By Megan Locke Simpson, Fort Campbell CourierJune 5, 2015
FORT CAMPBELL, Ky. -- Within five minutes after a 911 call, emergency vehicles arrived in the vicinity of Fort Campbell Army Airfield. An F-3 tornado had just touched down on the north end of Fort Campbell, putting the installation's emergency plan into action.
The injured and deceased laid by vehicles and throughout the barracks off C Avenue, waiting for Fort Campbell Emergency Medical Services personnel to evacuate, triage and transport the affected Soldiers and civilians. Fort Campbell firefighters quickly began evacuating the wounded and tending to a nearby fuel tanker explosion.
And so began the response to a notional weather event that allowed Fort Campbell to conduct a full-scale exercise, Tuesday. The exercise, which began shortly before 8:30 a.m., continued throughout much of the day.
During that time frame, Army evaluators measured the installation's response to the simulated incident.
"What we're looking at is how well we do our job," said Installation Emergency Planner Danny Greene, who served as the exercise director. "We've got people evaluating our Emergency Operations Center, our incident command set-up here, our ambulance system and how it works and we're also looking at … some of our mortuary affairs and how we go through the process of collecting remains."
Fort Campbell conducts a full-scale exercise each year. Scenarios vary, but recent ones focused on antiterrorism and active shooters. Weather-related training events are often conducted using a tabletop exercise, but officials decided to focus this year's exercise around a tornado.
This particular training event meets mandatory requirements for the Army's Emergency Management Full-Scale Exercise as well as the U.S. Army Medical Command's mass casualty exercise requirement.
Exercises such as these provide not only enhanced training for on-post and other local organizations, but help provide a sense of coordination that can only be achieved by practicing a scenario on a larger scale, Greene said. Organizations ranging from Blanchfield Army Community Hospital and the Public Affairs Office on post, to the Clarksville Fire Department, Hopkinsville EMS and the American Red Cross all played a vital role.
"We get to exercise our memorandum of understanding agreement with our local partners," he said. "We're trying to comply with the outside agencies, so we can all work together and get things done."
Soldiers from 3rd Brigade Combat Team participated in the exercise along with some civilian role-players. More than 20 of these role-players were designated as injured, with more than a dozen dead.
Fort Campbell directorate and agency officials met for an After-Action Review, Wednesday, to discuss the strengths and weaknesses noted during the exercise. However, Greene said early Tuesday that all signs pointed to a successful training event.

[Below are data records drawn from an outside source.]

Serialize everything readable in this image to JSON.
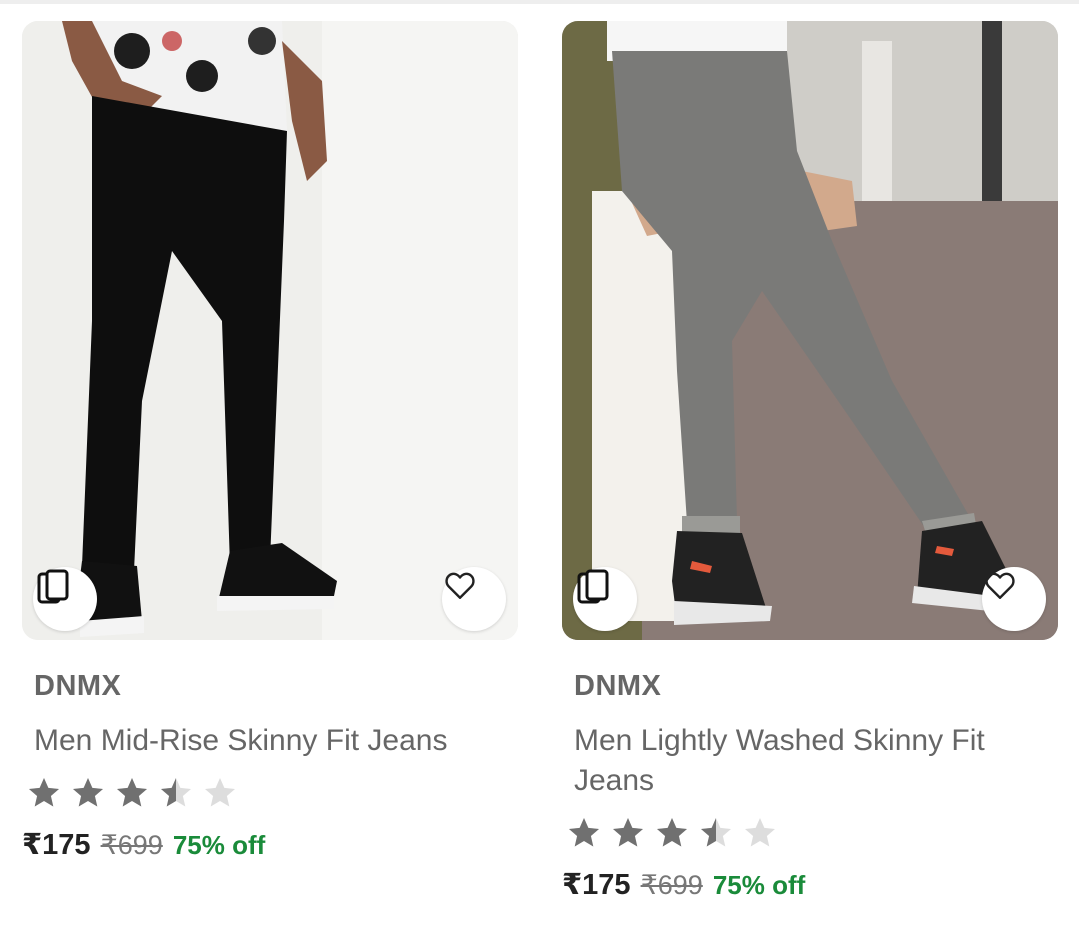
{
  "products": [
    {
      "brand": "DNMX",
      "name": "Men Mid-Rise Skinny Fit Jeans",
      "rating": 3.5,
      "rating_max": 5,
      "price": "₹175",
      "mrp": "₹699",
      "discount": "75% off",
      "image_desc": "black-jeans-photo",
      "icons": [
        "similar-products-icon",
        "heart-icon"
      ]
    },
    {
      "brand": "DNMX",
      "name": "Men Lightly Washed Skinny Fit Jeans",
      "rating": 3.5,
      "rating_max": 5,
      "price": "₹175",
      "mrp": "₹699",
      "discount": "75% off",
      "image_desc": "grey-jeans-photo",
      "icons": [
        "similar-products-icon",
        "heart-icon"
      ]
    }
  ],
  "colors": {
    "discount": "#1a8b3a",
    "star_filled": "#707070",
    "star_empty": "#dddddd"
  }
}
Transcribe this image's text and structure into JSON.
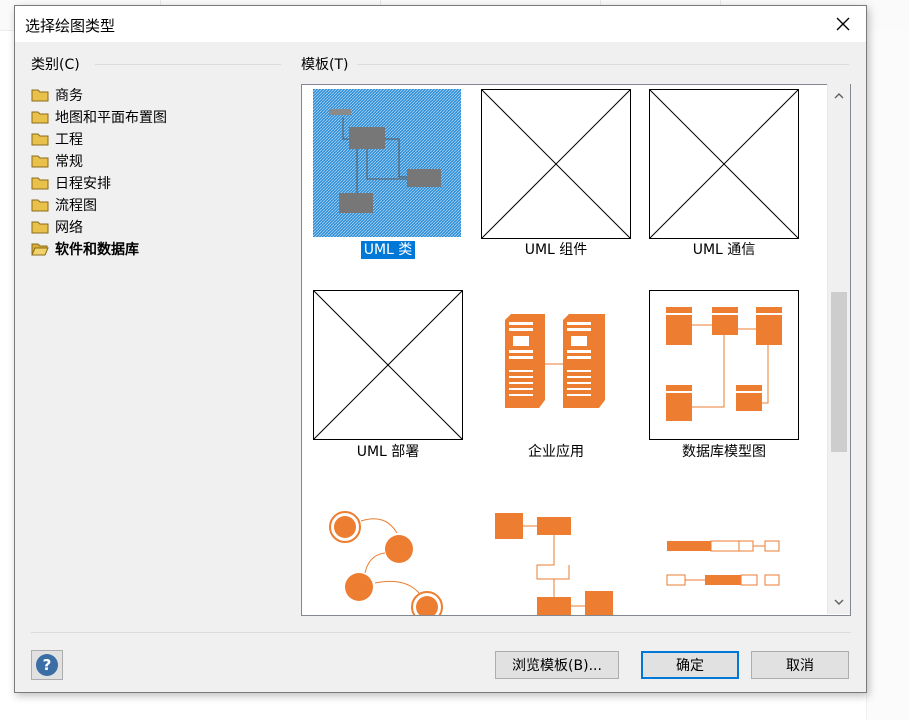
{
  "dialog": {
    "title": "选择绘图类型",
    "close_icon": "close-icon"
  },
  "categories": {
    "label": "类别(C)",
    "items": [
      {
        "label": "商务",
        "selected": false
      },
      {
        "label": "地图和平面布置图",
        "selected": false
      },
      {
        "label": "工程",
        "selected": false
      },
      {
        "label": "常规",
        "selected": false
      },
      {
        "label": "日程安排",
        "selected": false
      },
      {
        "label": "流程图",
        "selected": false
      },
      {
        "label": "网络",
        "selected": false
      },
      {
        "label": "软件和数据库",
        "selected": true
      }
    ]
  },
  "templates": {
    "label": "模板(T)",
    "items": [
      {
        "label": "UML 类",
        "selected": true,
        "thumb": "uml-class-thumbnail"
      },
      {
        "label": "UML 组件",
        "selected": false,
        "thumb": "placeholder-thumbnail"
      },
      {
        "label": "UML 通信",
        "selected": false,
        "thumb": "placeholder-thumbnail"
      },
      {
        "label": "UML 部署",
        "selected": false,
        "thumb": "placeholder-thumbnail"
      },
      {
        "label": "企业应用",
        "selected": false,
        "thumb": "servers-thumbnail"
      },
      {
        "label": "数据库模型图",
        "selected": false,
        "thumb": "database-model-thumbnail"
      },
      {
        "label": "",
        "selected": false,
        "thumb": "state-machine-thumbnail"
      },
      {
        "label": "",
        "selected": false,
        "thumb": "flow-thumbnail"
      },
      {
        "label": "",
        "selected": false,
        "thumb": "sequence-thumbnail"
      }
    ]
  },
  "buttons": {
    "browse": "浏览模板(B)...",
    "ok": "确定",
    "cancel": "取消",
    "help_icon": "help-icon"
  },
  "colors": {
    "accent": "#0078d7",
    "template_orange": "#ed7d31",
    "folder_yellow": "#e8c04a"
  }
}
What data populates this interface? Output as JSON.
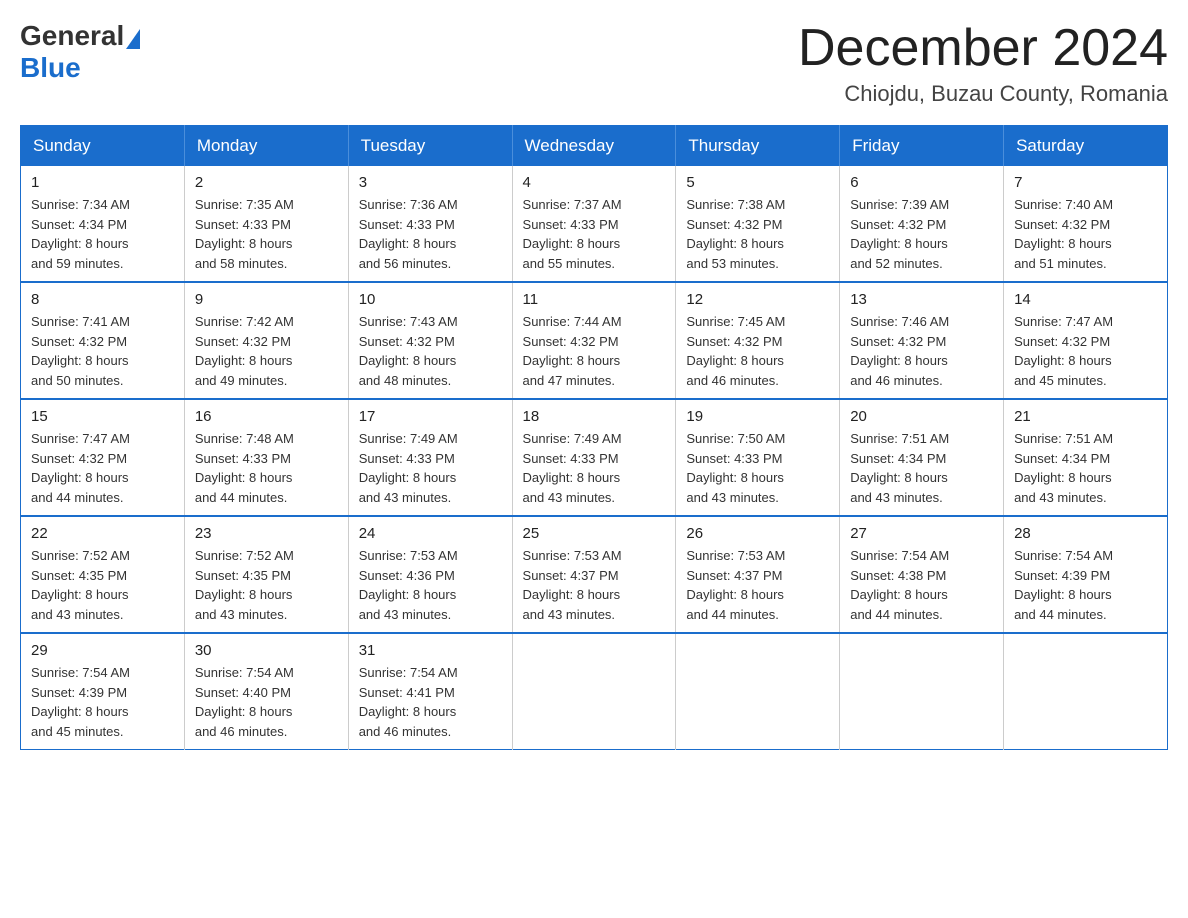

"We have been exercising our Emergency Operations Center, our communications and the ability of first responders and first receivers to react to an emergency," he said. "Just seeing what we've got and since the exercise has only been going on a little over an hour, it seems to be going well." The Fort Campbell Fire Department played a major role in this exercise. Deputy Fire Chief Kevin Falsetto observed post firefighters in the first hour during which they took on multiple roles of evacuating the wounded from barracks, extinguishing the tanker fire and other health and safety functions during what he deemed a "realistic event." Falsetto said the No. 1 mission for firefighters in this type of scenario is to save lives and "stabilize the incident," then prioritize accordingly.
"We're looking at the ability to manage a scene with an unmanageable amount of injuries, so to speak," he said. "What these folks are doing is they're categorizing the injuries. They're prioritizing what they have to do. Taking care of the folks that need [to be] taken care of first, and then moving on from there."
A weather event, such as a tornado, likely would come with more warning than a man-made emergency. This factor alone makes this weather-related full-scale exercise different than previous full-scale exercises, Falsetto said.
"Typically with the tornado versus something like a terrorist attack, we have the ability to track the weather," he said. "We have the ability to track what's coming next. So we can work with that. When you're talking about dealing with some kind of terror event, man-made event, we may not know exactly what's coming next."
While tornadoes are in a sense more predictable, the effects of such storms can be catastrophic. An F-3 tornado touched down in Clarksville, Jan. 22, 1999, ravaging the downtown area. Damage totaled nearly $73 million. Fort Campbell is also susceptible to flooding, earthquakes, severe thunderstorms and fires. Greene rates Fort Campbell as very prepared for natural disasters, adding that first responders can learn a lot from this type of hands-on training.
"We have to have an all-hazards plan, and you've got to be prepared for anything that happens," Greene said. "So it's not just tornadoes, you've got to be ready for earthquakes … [we have to] make sure that we're ready to take care of whatever we can to protect the populous."